Read through the listing, and wherever a line holds the word "screenshot", return it.

= = =

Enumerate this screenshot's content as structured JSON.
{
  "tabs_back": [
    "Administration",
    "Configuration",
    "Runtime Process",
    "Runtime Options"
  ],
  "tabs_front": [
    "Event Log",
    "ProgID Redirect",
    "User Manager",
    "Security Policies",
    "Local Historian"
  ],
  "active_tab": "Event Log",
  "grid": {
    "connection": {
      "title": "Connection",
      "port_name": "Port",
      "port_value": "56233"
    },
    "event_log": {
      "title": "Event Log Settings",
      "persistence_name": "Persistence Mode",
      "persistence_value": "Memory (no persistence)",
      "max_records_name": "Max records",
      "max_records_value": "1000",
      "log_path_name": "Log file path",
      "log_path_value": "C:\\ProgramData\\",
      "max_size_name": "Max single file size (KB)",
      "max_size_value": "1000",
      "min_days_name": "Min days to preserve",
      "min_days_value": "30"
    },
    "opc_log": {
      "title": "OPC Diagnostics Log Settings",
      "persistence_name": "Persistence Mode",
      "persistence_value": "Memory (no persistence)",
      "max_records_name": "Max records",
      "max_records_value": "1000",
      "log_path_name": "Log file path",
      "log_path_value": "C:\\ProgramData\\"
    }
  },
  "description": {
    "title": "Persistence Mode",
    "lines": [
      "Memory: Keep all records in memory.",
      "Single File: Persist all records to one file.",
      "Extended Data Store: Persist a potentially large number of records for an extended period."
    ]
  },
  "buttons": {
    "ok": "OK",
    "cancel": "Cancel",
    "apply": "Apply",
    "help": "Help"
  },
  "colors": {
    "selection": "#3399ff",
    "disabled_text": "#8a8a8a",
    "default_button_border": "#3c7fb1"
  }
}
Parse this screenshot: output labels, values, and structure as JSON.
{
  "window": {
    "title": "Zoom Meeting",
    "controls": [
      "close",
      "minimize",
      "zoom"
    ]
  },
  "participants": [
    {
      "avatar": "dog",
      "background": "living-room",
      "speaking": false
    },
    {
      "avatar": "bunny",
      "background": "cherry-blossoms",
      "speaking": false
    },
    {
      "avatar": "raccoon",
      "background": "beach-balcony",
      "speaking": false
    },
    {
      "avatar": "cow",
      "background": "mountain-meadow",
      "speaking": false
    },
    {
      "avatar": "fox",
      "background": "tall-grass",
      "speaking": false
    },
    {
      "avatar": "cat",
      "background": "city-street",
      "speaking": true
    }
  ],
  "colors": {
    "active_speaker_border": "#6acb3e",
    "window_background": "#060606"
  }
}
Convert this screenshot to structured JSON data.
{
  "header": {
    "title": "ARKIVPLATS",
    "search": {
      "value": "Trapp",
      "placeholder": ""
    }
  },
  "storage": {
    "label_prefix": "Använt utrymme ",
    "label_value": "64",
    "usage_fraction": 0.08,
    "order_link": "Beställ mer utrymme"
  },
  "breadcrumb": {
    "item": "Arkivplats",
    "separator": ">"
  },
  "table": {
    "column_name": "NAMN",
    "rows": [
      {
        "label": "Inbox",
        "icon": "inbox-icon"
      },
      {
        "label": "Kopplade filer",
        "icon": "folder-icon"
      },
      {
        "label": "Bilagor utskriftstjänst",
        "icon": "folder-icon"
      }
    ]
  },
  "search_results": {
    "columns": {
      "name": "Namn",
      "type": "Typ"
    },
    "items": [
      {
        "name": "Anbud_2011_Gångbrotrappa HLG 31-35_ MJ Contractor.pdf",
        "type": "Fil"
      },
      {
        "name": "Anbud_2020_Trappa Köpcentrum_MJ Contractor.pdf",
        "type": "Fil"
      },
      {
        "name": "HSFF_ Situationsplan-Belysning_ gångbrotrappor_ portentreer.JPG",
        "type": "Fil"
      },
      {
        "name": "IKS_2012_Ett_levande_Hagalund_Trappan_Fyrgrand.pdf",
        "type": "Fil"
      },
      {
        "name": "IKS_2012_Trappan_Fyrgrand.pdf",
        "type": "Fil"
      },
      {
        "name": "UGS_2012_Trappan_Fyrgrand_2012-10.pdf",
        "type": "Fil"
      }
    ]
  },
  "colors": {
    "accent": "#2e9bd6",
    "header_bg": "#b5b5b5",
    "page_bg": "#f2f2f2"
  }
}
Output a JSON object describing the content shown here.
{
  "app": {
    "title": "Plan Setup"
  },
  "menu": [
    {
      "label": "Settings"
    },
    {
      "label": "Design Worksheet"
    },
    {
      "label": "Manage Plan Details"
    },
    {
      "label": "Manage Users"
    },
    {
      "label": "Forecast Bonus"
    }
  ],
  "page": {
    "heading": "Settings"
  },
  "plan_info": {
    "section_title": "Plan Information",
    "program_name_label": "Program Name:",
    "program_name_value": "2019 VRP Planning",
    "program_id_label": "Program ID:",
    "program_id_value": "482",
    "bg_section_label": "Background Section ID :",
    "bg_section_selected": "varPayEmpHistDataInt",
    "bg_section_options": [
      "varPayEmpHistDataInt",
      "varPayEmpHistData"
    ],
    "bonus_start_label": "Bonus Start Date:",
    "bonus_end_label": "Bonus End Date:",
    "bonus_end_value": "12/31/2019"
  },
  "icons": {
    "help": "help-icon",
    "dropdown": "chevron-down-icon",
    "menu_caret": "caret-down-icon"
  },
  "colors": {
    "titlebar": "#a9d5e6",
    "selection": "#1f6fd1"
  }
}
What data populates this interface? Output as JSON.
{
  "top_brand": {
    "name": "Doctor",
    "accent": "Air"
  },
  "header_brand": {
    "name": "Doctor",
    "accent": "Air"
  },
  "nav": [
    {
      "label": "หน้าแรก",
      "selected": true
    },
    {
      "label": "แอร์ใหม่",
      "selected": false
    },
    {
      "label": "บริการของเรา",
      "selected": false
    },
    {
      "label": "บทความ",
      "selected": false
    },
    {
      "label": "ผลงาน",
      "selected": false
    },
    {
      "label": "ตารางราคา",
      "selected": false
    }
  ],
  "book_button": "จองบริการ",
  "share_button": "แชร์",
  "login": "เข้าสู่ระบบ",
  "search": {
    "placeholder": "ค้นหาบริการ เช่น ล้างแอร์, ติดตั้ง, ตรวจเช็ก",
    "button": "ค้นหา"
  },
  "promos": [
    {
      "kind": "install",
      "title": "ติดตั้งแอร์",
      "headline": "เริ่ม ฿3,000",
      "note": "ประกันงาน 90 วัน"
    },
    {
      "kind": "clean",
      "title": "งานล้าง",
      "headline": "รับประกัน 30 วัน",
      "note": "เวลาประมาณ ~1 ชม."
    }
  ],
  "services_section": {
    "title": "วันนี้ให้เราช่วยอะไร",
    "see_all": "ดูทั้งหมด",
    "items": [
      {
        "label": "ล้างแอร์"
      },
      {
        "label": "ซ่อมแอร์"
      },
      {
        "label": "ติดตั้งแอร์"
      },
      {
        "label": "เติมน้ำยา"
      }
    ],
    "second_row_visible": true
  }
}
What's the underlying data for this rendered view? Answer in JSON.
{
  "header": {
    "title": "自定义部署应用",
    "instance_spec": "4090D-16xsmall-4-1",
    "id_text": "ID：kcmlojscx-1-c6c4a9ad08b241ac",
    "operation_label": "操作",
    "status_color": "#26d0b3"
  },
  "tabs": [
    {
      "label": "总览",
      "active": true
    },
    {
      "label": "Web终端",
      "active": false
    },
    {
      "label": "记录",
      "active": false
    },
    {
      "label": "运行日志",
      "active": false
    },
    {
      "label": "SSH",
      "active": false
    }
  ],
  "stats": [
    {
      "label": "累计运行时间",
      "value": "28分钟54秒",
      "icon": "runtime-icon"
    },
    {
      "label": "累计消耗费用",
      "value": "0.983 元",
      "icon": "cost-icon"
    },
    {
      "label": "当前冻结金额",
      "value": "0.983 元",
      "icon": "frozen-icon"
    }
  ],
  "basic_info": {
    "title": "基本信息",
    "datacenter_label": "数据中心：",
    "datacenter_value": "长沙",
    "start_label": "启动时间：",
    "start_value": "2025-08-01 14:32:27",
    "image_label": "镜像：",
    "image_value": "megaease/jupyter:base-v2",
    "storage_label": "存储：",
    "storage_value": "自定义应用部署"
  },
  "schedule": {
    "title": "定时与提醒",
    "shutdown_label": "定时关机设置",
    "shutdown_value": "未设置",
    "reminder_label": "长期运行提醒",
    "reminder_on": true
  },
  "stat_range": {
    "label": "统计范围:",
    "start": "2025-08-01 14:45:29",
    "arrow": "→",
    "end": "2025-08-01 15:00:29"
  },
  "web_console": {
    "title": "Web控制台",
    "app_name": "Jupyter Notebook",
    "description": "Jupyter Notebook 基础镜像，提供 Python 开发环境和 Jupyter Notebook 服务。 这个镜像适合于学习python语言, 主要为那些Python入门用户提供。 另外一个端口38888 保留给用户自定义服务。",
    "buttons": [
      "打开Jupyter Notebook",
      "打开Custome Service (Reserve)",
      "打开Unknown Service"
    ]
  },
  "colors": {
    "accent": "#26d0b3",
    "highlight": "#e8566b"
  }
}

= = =

Answer below:
Enumerate this screenshot's content as structured JSON.
Parse this screenshot: output labels, values, and structure as JSON.
Convert this screenshot to structured JSON data.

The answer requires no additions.